## PROBLEM STATEMENT
What's needed: every entry, printed exactly, minus the images.

● ● ● ● ● ● ●

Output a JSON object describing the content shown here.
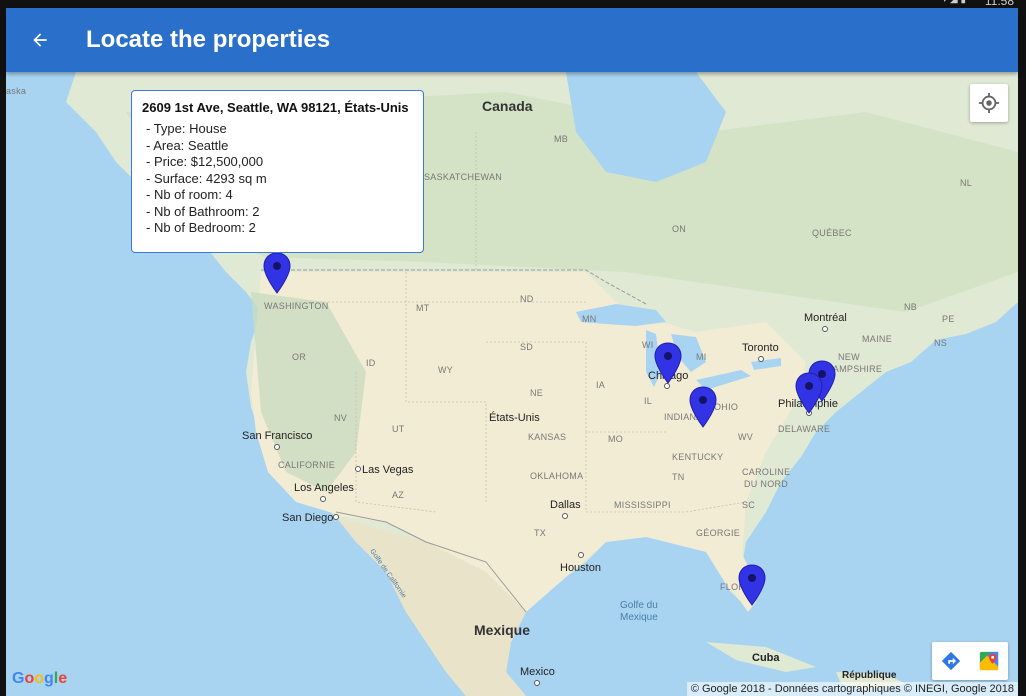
{
  "status": {
    "time": "11:58"
  },
  "appbar": {
    "title": "Locate the properties",
    "back_icon": "arrow-left-icon"
  },
  "infowindow": {
    "title": "2609 1st Ave, Seattle, WA 98121, États-Unis",
    "lines": [
      "- Type: House",
      "- Area: Seattle",
      "- Price: $12,500,000",
      "- Surface: 4293 sq m",
      "- Nb of room: 4",
      "- Nb of Bathroom: 2",
      "- Nb of Bedroom: 2"
    ]
  },
  "map": {
    "countries": {
      "canada": "Canada",
      "usa": "États-Unis",
      "mexico": "Mexique",
      "cuba": "Cuba",
      "dominican": "République"
    },
    "cities": {
      "seattle": "",
      "san_francisco": "San Francisco",
      "las_vegas": "Las Vegas",
      "los_angeles": "Los Angeles",
      "san_diego": "San Diego",
      "dallas": "Dallas",
      "houston": "Houston",
      "chicago": "Chicago",
      "toronto": "Toronto",
      "montreal": "Montréal",
      "philadelphia": "Philadelphie",
      "mexico_city": "Mexico"
    },
    "states": {
      "washington": "WASHINGTON",
      "or": "OR",
      "id": "ID",
      "mt": "MT",
      "wy": "WY",
      "nv": "NV",
      "ut": "UT",
      "california": "CALIFORNIE",
      "az": "AZ",
      "nd": "ND",
      "sd": "SD",
      "ne": "NE",
      "kansas": "KANSAS",
      "oklahoma": "OKLAHOMA",
      "tx": "TX",
      "mn": "MN",
      "ia": "IA",
      "mo": "MO",
      "wi": "WI",
      "il": "IL",
      "mi": "MI",
      "indiana": "INDIANA",
      "ohio": "OHIO",
      "kentucky": "KENTUCKY",
      "tn": "TN",
      "mississippi": "MISSISSIPPI",
      "georgia": "GÉORGIE",
      "wv": "WV",
      "delaware": "DELAWARE",
      "carolina_n": "CAROLINE",
      "carolina_s": "DU NORD",
      "sc": "SC",
      "florida": "FLOR",
      "mb": "MB",
      "saskatchewan": "SASKATCHEWAN",
      "on": "ON",
      "quebec": "QUÉBEC",
      "nl": "NL",
      "nb": "NB",
      "pe": "PE",
      "ns": "NS",
      "maine": "MAINE",
      "new_hampshire_a": "NEW",
      "new_hampshire_b": "HAMPSHIRE",
      "alaska": "aska"
    },
    "water": {
      "gulf_a": "Golfe du",
      "gulf_b": "Mexique",
      "gulf_cal": "Golfe de Californie"
    },
    "markers_count_label": "",
    "colors": {
      "marker": "#3333e6",
      "appbar": "#2a6fc9",
      "water": "#a8d4f2",
      "land": "#dfe9d3"
    }
  },
  "controls": {
    "my_location_icon": "my-location-icon",
    "directions_icon": "directions-icon",
    "maps_icon": "google-maps-icon"
  },
  "footer": {
    "logo": "Google",
    "attribution": "© Google 2018 - Données cartographiques © INEGI, Google 2018"
  }
}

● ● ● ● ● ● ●

## REPLY
Output a JSON object describing the content shown here.
{
  "status": {
    "time": "11:58"
  },
  "appbar": {
    "title": "Locate the properties",
    "back_icon": "arrow-left-icon"
  },
  "infowindow": {
    "title": "2609 1st Ave, Seattle, WA 98121, États-Unis",
    "lines": [
      "- Type: House",
      "- Area: Seattle",
      "- Price: $12,500,000",
      "- Surface: 4293 sq m",
      "- Nb of room: 4",
      "- Nb of Bathroom: 2",
      "- Nb of Bedroom: 2"
    ]
  },
  "map": {
    "countries": {
      "canada": "Canada",
      "usa": "États-Unis",
      "mexico": "Mexique",
      "cuba": "Cuba",
      "dominican": "République"
    },
    "cities": {
      "seattle": "",
      "san_francisco": "San Francisco",
      "las_vegas": "Las Vegas",
      "los_angeles": "Los Angeles",
      "san_diego": "San Diego",
      "dallas": "Dallas",
      "houston": "Houston",
      "chicago": "Chicago",
      "toronto": "Toronto",
      "montreal": "Montréal",
      "philadelphia": "Philadelphie",
      "mexico_city": "Mexico"
    },
    "states": {
      "washington": "WASHINGTON",
      "or": "OR",
      "id": "ID",
      "mt": "MT",
      "wy": "WY",
      "nv": "NV",
      "ut": "UT",
      "california": "CALIFORNIE",
      "az": "AZ",
      "nd": "ND",
      "sd": "SD",
      "ne": "NE",
      "kansas": "KANSAS",
      "oklahoma": "OKLAHOMA",
      "tx": "TX",
      "mn": "MN",
      "ia": "IA",
      "mo": "MO",
      "wi": "WI",
      "il": "IL",
      "mi": "MI",
      "indiana": "INDIANA",
      "ohio": "OHIO",
      "kentucky": "KENTUCKY",
      "tn": "TN",
      "mississippi": "MISSISSIPPI",
      "georgia": "GÉORGIE",
      "wv": "WV",
      "delaware": "DELAWARE",
      "carolina_n": "CAROLINE",
      "carolina_s": "DU NORD",
      "sc": "SC",
      "florida": "FLOR",
      "mb": "MB",
      "saskatchewan": "SASKATCHEWAN",
      "on": "ON",
      "quebec": "QUÉBEC",
      "nl": "NL",
      "nb": "NB",
      "pe": "PE",
      "ns": "NS",
      "maine": "MAINE",
      "new_hampshire_a": "NEW",
      "new_hampshire_b": "HAMPSHIRE",
      "alaska": "aska"
    },
    "water": {
      "gulf_a": "Golfe du",
      "gulf_b": "Mexique",
      "gulf_cal": "Golfe de Californie"
    },
    "markers_count_label": "",
    "colors": {
      "marker": "#3333e6",
      "appbar": "#2a6fc9",
      "water": "#a8d4f2",
      "land": "#dfe9d3"
    }
  },
  "controls": {
    "my_location_icon": "my-location-icon",
    "directions_icon": "directions-icon",
    "maps_icon": "google-maps-icon"
  },
  "footer": {
    "logo": "Google",
    "attribution": "© Google 2018 - Données cartographiques © INEGI, Google 2018"
  }
}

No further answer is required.